### Assigned task
Return the full set of entries below exactly, leaving every image out.

◇ ◇ ◇

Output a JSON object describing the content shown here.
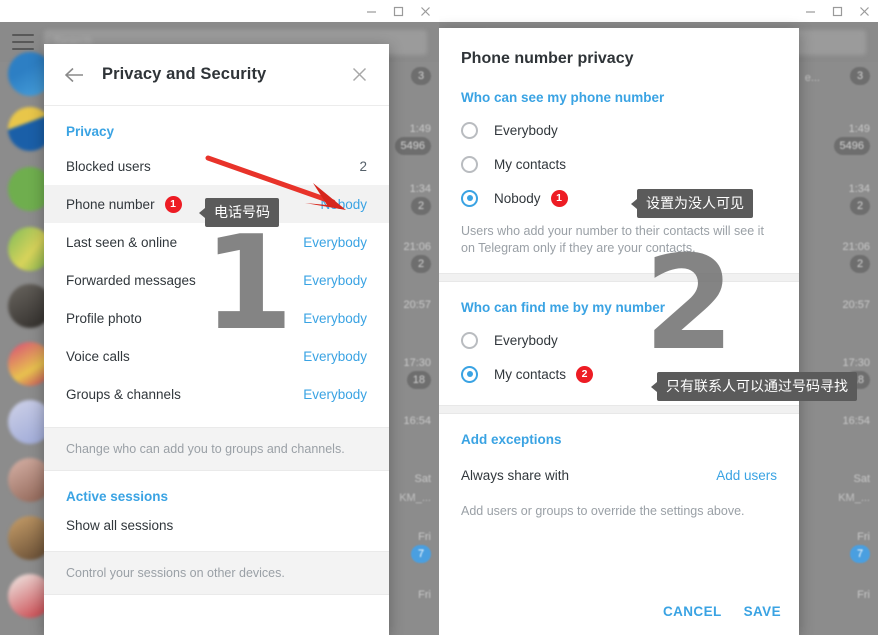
{
  "window_controls": {
    "minimize": "minimize-icon",
    "maximize": "maximize-icon",
    "close": "close-icon"
  },
  "background": {
    "menu_icon": "hamburger-menu-icon",
    "search_placeholder": "Search",
    "chats": [
      {
        "snippet": "e...",
        "time": "",
        "badge": "3"
      },
      {
        "snippet": "",
        "time": "1:49",
        "badge": "5496"
      },
      {
        "snippet": "",
        "time": "1:34",
        "badge": "2"
      },
      {
        "snippet": "",
        "time": "21:06",
        "badge": "2"
      },
      {
        "snippet": "",
        "time": "20:57",
        "badge": ""
      },
      {
        "snippet": "",
        "time": "17:30",
        "badge": "18"
      },
      {
        "snippet": "",
        "time": "16:54",
        "badge": ""
      },
      {
        "snippet": "KM_...",
        "time": "Sat",
        "badge": ""
      },
      {
        "snippet": "...",
        "time": "Fri",
        "badge": "7"
      },
      {
        "snippet": "",
        "time": "Fri",
        "badge": ""
      }
    ]
  },
  "left_dialog": {
    "back_icon": "back-arrow-icon",
    "title": "Privacy and Security",
    "close_icon": "close-icon",
    "privacy_heading": "Privacy",
    "rows": [
      {
        "label": "Blocked users",
        "value": "2",
        "value_style": "plain"
      },
      {
        "label": "Phone number",
        "value": "Nobody",
        "value_style": "link",
        "highlight": true,
        "badge": "1"
      },
      {
        "label": "Last seen & online",
        "value": "Everybody",
        "value_style": "link"
      },
      {
        "label": "Forwarded messages",
        "value": "Everybody",
        "value_style": "link"
      },
      {
        "label": "Profile photo",
        "value": "Everybody",
        "value_style": "link"
      },
      {
        "label": "Voice calls",
        "value": "Everybody",
        "value_style": "link"
      },
      {
        "label": "Groups & channels",
        "value": "Everybody",
        "value_style": "link"
      }
    ],
    "hint": "Change who can add you to groups and channels.",
    "sessions_link": "Active sessions",
    "sessions_row": "Show all sessions",
    "sessions_hint": "Control your sessions on other devices.",
    "tooltip": "电话号码",
    "step_number": "1"
  },
  "right_dialog": {
    "title": "Phone number privacy",
    "section1": {
      "heading": "Who can see my phone number",
      "options": [
        {
          "label": "Everybody",
          "selected": false
        },
        {
          "label": "My contacts",
          "selected": false
        },
        {
          "label": "Nobody",
          "selected": true,
          "badge": "1",
          "tooltip": "设置为没人可见"
        }
      ],
      "description": "Users who add your number to their contacts will see it on Telegram only if they are your contacts."
    },
    "section2": {
      "heading": "Who can find me by my number",
      "options": [
        {
          "label": "Everybody",
          "selected": false
        },
        {
          "label": "My contacts",
          "selected": true,
          "badge": "2",
          "tooltip": "只有联系人可以通过号码寻找"
        }
      ]
    },
    "exceptions": {
      "heading": "Add exceptions",
      "row_label": "Always share with",
      "row_action": "Add users",
      "hint": "Add users or groups to override the settings above."
    },
    "cancel_label": "CANCEL",
    "save_label": "SAVE",
    "step_number": "2"
  },
  "colors": {
    "accent_blue": "#3aa3e3",
    "badge_red": "#ed1c24",
    "tooltip_grey": "#5b5b5b",
    "watermark_grey": "#6e6e6e"
  }
}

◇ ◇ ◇

### Exercise output
Output a JSON object describing the content shown here.
{
  "window_controls": {
    "minimize": "minimize-icon",
    "maximize": "maximize-icon",
    "close": "close-icon"
  },
  "background": {
    "menu_icon": "hamburger-menu-icon",
    "search_placeholder": "Search",
    "chats": [
      {
        "snippet": "e...",
        "time": "",
        "badge": "3"
      },
      {
        "snippet": "",
        "time": "1:49",
        "badge": "5496"
      },
      {
        "snippet": "",
        "time": "1:34",
        "badge": "2"
      },
      {
        "snippet": "",
        "time": "21:06",
        "badge": "2"
      },
      {
        "snippet": "",
        "time": "20:57",
        "badge": ""
      },
      {
        "snippet": "",
        "time": "17:30",
        "badge": "18"
      },
      {
        "snippet": "",
        "time": "16:54",
        "badge": ""
      },
      {
        "snippet": "KM_...",
        "time": "Sat",
        "badge": ""
      },
      {
        "snippet": "...",
        "time": "Fri",
        "badge": "7"
      },
      {
        "snippet": "",
        "time": "Fri",
        "badge": ""
      }
    ]
  },
  "left_dialog": {
    "back_icon": "back-arrow-icon",
    "title": "Privacy and Security",
    "close_icon": "close-icon",
    "privacy_heading": "Privacy",
    "rows": [
      {
        "label": "Blocked users",
        "value": "2",
        "value_style": "plain"
      },
      {
        "label": "Phone number",
        "value": "Nobody",
        "value_style": "link",
        "highlight": true,
        "badge": "1"
      },
      {
        "label": "Last seen & online",
        "value": "Everybody",
        "value_style": "link"
      },
      {
        "label": "Forwarded messages",
        "value": "Everybody",
        "value_style": "link"
      },
      {
        "label": "Profile photo",
        "value": "Everybody",
        "value_style": "link"
      },
      {
        "label": "Voice calls",
        "value": "Everybody",
        "value_style": "link"
      },
      {
        "label": "Groups & channels",
        "value": "Everybody",
        "value_style": "link"
      }
    ],
    "hint": "Change who can add you to groups and channels.",
    "sessions_link": "Active sessions",
    "sessions_row": "Show all sessions",
    "sessions_hint": "Control your sessions on other devices.",
    "tooltip": "电话号码",
    "step_number": "1"
  },
  "right_dialog": {
    "title": "Phone number privacy",
    "section1": {
      "heading": "Who can see my phone number",
      "options": [
        {
          "label": "Everybody",
          "selected": false
        },
        {
          "label": "My contacts",
          "selected": false
        },
        {
          "label": "Nobody",
          "selected": true,
          "badge": "1",
          "tooltip": "设置为没人可见"
        }
      ],
      "description": "Users who add your number to their contacts will see it on Telegram only if they are your contacts."
    },
    "section2": {
      "heading": "Who can find me by my number",
      "options": [
        {
          "label": "Everybody",
          "selected": false
        },
        {
          "label": "My contacts",
          "selected": true,
          "badge": "2",
          "tooltip": "只有联系人可以通过号码寻找"
        }
      ]
    },
    "exceptions": {
      "heading": "Add exceptions",
      "row_label": "Always share with",
      "row_action": "Add users",
      "hint": "Add users or groups to override the settings above."
    },
    "cancel_label": "CANCEL",
    "save_label": "SAVE",
    "step_number": "2"
  },
  "colors": {
    "accent_blue": "#3aa3e3",
    "badge_red": "#ed1c24",
    "tooltip_grey": "#5b5b5b",
    "watermark_grey": "#6e6e6e"
  }
}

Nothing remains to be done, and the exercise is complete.